[Start of Attachment]

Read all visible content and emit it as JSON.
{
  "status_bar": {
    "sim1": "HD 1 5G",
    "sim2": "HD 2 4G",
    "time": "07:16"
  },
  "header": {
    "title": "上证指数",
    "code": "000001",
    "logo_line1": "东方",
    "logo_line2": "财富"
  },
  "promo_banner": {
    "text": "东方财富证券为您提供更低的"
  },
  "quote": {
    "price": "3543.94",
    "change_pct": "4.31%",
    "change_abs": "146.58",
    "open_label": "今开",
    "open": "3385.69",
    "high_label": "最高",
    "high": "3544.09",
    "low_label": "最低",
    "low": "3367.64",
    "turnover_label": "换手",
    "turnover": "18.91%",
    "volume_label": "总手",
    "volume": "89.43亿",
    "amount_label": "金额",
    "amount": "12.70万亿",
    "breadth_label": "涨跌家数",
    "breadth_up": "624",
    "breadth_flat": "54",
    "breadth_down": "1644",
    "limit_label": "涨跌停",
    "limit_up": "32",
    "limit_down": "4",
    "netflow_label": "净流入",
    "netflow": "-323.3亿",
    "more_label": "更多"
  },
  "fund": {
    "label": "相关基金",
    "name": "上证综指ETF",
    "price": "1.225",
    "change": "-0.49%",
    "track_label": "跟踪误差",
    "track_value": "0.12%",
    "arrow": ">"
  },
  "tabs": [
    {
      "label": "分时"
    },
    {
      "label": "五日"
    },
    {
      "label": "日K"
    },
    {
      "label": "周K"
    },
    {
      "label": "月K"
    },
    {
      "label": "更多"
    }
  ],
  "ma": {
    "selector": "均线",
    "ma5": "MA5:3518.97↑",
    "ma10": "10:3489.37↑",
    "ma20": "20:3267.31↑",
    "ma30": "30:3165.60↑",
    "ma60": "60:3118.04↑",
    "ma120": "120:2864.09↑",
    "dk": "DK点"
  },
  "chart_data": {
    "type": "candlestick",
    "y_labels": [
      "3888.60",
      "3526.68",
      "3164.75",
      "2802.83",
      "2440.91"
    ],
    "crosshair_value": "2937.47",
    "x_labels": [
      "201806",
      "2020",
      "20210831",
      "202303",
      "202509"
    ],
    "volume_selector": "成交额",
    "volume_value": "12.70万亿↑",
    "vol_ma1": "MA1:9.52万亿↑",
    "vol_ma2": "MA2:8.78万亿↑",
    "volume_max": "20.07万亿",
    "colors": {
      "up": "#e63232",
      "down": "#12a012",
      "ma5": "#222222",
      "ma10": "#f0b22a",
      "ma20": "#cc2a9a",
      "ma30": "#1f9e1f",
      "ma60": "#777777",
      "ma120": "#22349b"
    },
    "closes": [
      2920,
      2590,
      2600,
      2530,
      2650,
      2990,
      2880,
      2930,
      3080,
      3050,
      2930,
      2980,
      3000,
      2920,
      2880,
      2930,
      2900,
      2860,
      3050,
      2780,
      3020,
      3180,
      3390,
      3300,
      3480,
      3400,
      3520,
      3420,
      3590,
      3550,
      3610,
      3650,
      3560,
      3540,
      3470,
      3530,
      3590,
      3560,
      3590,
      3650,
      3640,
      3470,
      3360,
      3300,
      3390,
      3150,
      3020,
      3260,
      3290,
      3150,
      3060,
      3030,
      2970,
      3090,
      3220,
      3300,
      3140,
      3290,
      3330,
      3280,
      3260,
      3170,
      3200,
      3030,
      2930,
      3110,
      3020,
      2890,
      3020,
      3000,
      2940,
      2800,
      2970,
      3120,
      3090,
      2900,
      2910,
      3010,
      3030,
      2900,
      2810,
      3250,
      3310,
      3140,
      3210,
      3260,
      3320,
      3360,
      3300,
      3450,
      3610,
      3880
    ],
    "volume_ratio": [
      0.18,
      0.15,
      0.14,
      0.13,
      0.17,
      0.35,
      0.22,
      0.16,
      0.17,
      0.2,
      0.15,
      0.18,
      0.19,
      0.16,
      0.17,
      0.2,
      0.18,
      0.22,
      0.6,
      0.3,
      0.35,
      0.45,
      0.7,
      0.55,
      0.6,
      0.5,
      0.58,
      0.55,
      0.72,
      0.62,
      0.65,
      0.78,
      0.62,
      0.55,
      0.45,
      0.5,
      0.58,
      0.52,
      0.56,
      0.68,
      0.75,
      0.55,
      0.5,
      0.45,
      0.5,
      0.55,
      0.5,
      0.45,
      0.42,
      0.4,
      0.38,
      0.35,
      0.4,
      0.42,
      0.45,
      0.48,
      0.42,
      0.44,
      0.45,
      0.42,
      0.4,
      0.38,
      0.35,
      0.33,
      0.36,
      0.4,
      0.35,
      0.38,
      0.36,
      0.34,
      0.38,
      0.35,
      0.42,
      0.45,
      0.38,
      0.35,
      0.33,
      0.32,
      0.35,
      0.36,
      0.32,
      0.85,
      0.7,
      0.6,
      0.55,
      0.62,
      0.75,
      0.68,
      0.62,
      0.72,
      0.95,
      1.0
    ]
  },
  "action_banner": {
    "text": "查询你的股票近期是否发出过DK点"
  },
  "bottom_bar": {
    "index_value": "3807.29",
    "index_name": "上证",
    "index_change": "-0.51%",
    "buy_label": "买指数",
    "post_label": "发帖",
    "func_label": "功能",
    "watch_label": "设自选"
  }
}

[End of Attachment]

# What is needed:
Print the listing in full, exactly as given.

# Response below:
Read all visible content and emit it as JSON.
{
  "status_bar": {
    "sim1": "HD 1 5G",
    "sim2": "HD 2 4G",
    "time": "07:16"
  },
  "header": {
    "title": "上证指数",
    "code": "000001",
    "logo_line1": "东方",
    "logo_line2": "财富"
  },
  "promo_banner": {
    "text": "东方财富证券为您提供更低的"
  },
  "quote": {
    "price": "3543.94",
    "change_pct": "4.31%",
    "change_abs": "146.58",
    "open_label": "今开",
    "open": "3385.69",
    "high_label": "最高",
    "high": "3544.09",
    "low_label": "最低",
    "low": "3367.64",
    "turnover_label": "换手",
    "turnover": "18.91%",
    "volume_label": "总手",
    "volume": "89.43亿",
    "amount_label": "金额",
    "amount": "12.70万亿",
    "breadth_label": "涨跌家数",
    "breadth_up": "624",
    "breadth_flat": "54",
    "breadth_down": "1644",
    "limit_label": "涨跌停",
    "limit_up": "32",
    "limit_down": "4",
    "netflow_label": "净流入",
    "netflow": "-323.3亿",
    "more_label": "更多"
  },
  "fund": {
    "label": "相关基金",
    "name": "上证综指ETF",
    "price": "1.225",
    "change": "-0.49%",
    "track_label": "跟踪误差",
    "track_value": "0.12%",
    "arrow": ">"
  },
  "tabs": [
    {
      "label": "分时"
    },
    {
      "label": "五日"
    },
    {
      "label": "日K"
    },
    {
      "label": "周K"
    },
    {
      "label": "月K"
    },
    {
      "label": "更多"
    }
  ],
  "ma": {
    "selector": "均线",
    "ma5": "MA5:3518.97↑",
    "ma10": "10:3489.37↑",
    "ma20": "20:3267.31↑",
    "ma30": "30:3165.60↑",
    "ma60": "60:3118.04↑",
    "ma120": "120:2864.09↑",
    "dk": "DK点"
  },
  "chart_data": {
    "type": "candlestick",
    "y_labels": [
      "3888.60",
      "3526.68",
      "3164.75",
      "2802.83",
      "2440.91"
    ],
    "crosshair_value": "2937.47",
    "x_labels": [
      "201806",
      "2020",
      "20210831",
      "202303",
      "202509"
    ],
    "volume_selector": "成交额",
    "volume_value": "12.70万亿↑",
    "vol_ma1": "MA1:9.52万亿↑",
    "vol_ma2": "MA2:8.78万亿↑",
    "volume_max": "20.07万亿",
    "colors": {
      "up": "#e63232",
      "down": "#12a012",
      "ma5": "#222222",
      "ma10": "#f0b22a",
      "ma20": "#cc2a9a",
      "ma30": "#1f9e1f",
      "ma60": "#777777",
      "ma120": "#22349b"
    },
    "closes": [
      2920,
      2590,
      2600,
      2530,
      2650,
      2990,
      2880,
      2930,
      3080,
      3050,
      2930,
      2980,
      3000,
      2920,
      2880,
      2930,
      2900,
      2860,
      3050,
      2780,
      3020,
      3180,
      3390,
      3300,
      3480,
      3400,
      3520,
      3420,
      3590,
      3550,
      3610,
      3650,
      3560,
      3540,
      3470,
      3530,
      3590,
      3560,
      3590,
      3650,
      3640,
      3470,
      3360,
      3300,
      3390,
      3150,
      3020,
      3260,
      3290,
      3150,
      3060,
      3030,
      2970,
      3090,
      3220,
      3300,
      3140,
      3290,
      3330,
      3280,
      3260,
      3170,
      3200,
      3030,
      2930,
      3110,
      3020,
      2890,
      3020,
      3000,
      2940,
      2800,
      2970,
      3120,
      3090,
      2900,
      2910,
      3010,
      3030,
      2900,
      2810,
      3250,
      3310,
      3140,
      3210,
      3260,
      3320,
      3360,
      3300,
      3450,
      3610,
      3880
    ],
    "volume_ratio": [
      0.18,
      0.15,
      0.14,
      0.13,
      0.17,
      0.35,
      0.22,
      0.16,
      0.17,
      0.2,
      0.15,
      0.18,
      0.19,
      0.16,
      0.17,
      0.2,
      0.18,
      0.22,
      0.6,
      0.3,
      0.35,
      0.45,
      0.7,
      0.55,
      0.6,
      0.5,
      0.58,
      0.55,
      0.72,
      0.62,
      0.65,
      0.78,
      0.62,
      0.55,
      0.45,
      0.5,
      0.58,
      0.52,
      0.56,
      0.68,
      0.75,
      0.55,
      0.5,
      0.45,
      0.5,
      0.55,
      0.5,
      0.45,
      0.42,
      0.4,
      0.38,
      0.35,
      0.4,
      0.42,
      0.45,
      0.48,
      0.42,
      0.44,
      0.45,
      0.42,
      0.4,
      0.38,
      0.35,
      0.33,
      0.36,
      0.4,
      0.35,
      0.38,
      0.36,
      0.34,
      0.38,
      0.35,
      0.42,
      0.45,
      0.38,
      0.35,
      0.33,
      0.32,
      0.35,
      0.36,
      0.32,
      0.85,
      0.7,
      0.6,
      0.55,
      0.62,
      0.75,
      0.68,
      0.62,
      0.72,
      0.95,
      1.0
    ]
  },
  "action_banner": {
    "text": "查询你的股票近期是否发出过DK点"
  },
  "bottom_bar": {
    "index_value": "3807.29",
    "index_name": "上证",
    "index_change": "-0.51%",
    "buy_label": "买指数",
    "post_label": "发帖",
    "func_label": "功能",
    "watch_label": "设自选"
  }
}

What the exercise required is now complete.